County close to work-ready certification

Published 5:52 pm Monday, June 27, 2016

Beaufort County is well on its way to becoming a designated work-ready community.

The last step for the county in becoming an ACT Certified Work Ready Community comes down to enlisting the help of 11 more businesses and having them sign on to the work-ready initiative, according to Lou Stout, director of Work Initiatives at the college.

Before its designation, the county is required to have a total of 61 businesses signed on to support the cause.

In early 2015, a group of community leaders elected to begin the process of becoming ACT-certified, and Beaufort County Community College was chosen to spearhead the initiative.

The ACT program looks at a variety of factors, including high school education and graduation rates within an area. The goal is to show prospective employers, either based in Beaufort County or looking to move to the area, that the county’s residents are trained and qualified for jobs, according to Stout.

“When they (job seekers) go into an interview, or to speak to a perspective employer, it’s a way for them to tell the employer that they have an employable skill set,” she said. “You’re skilling them up.”

One of the ways BCCC helps a student become ready for the workforce is by letting him or her work toward a career-ready certificate. This certificate shows a potential employee has received proper training and is prepared for employment, according to Stout.

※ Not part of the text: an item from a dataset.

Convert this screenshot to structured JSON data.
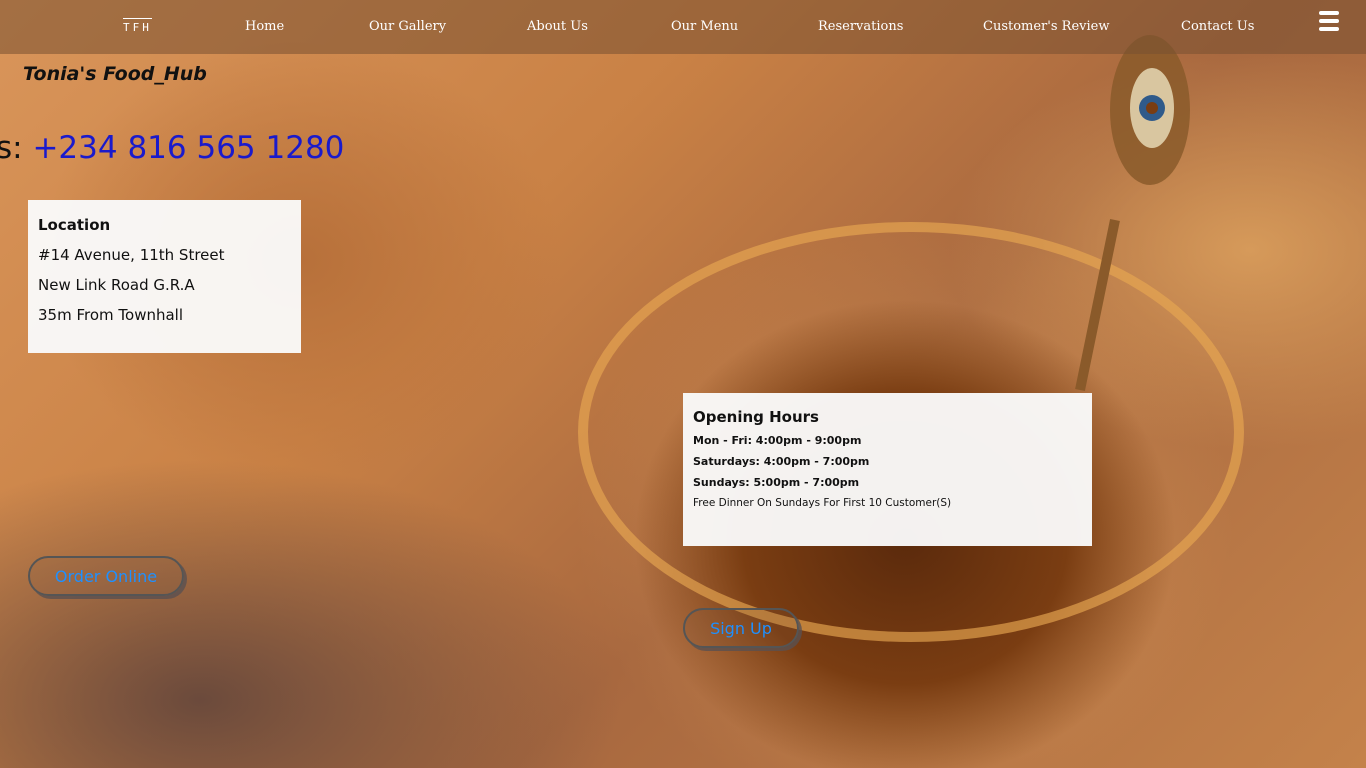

The ACT website divides the workforce into three categories: emerging, current and transitioning. Beaufort County has 1,570 people in the workforce who have earned a CRC as of May 31, and the highest CRC numbers come from the emerging category, which means a person is about to enter the workforce.

ACT also reports that Beaufort County has met 98 percent of its goals set in 2015.

Stout said the initiative’s success is due to all of the partners who came together to make it happen, including strong support from Dr. Don Phipps, Beaufort County Schools superintendent, businesses and grant money from the Committee of 100, which will help students facing income barriers to cover the cost of obtaining a CRC.

She said becoming a Work Ready Community has benefits across the whole county, but also for residents who are looking to better themselves.

“It helps with their self-esteem and their self-confidence goes up,” Stout said. “It’s a way for us to evaluate them. They can evaluate themselves.”

“It’s really a win-win.”

For more information or to become a supporting business, visit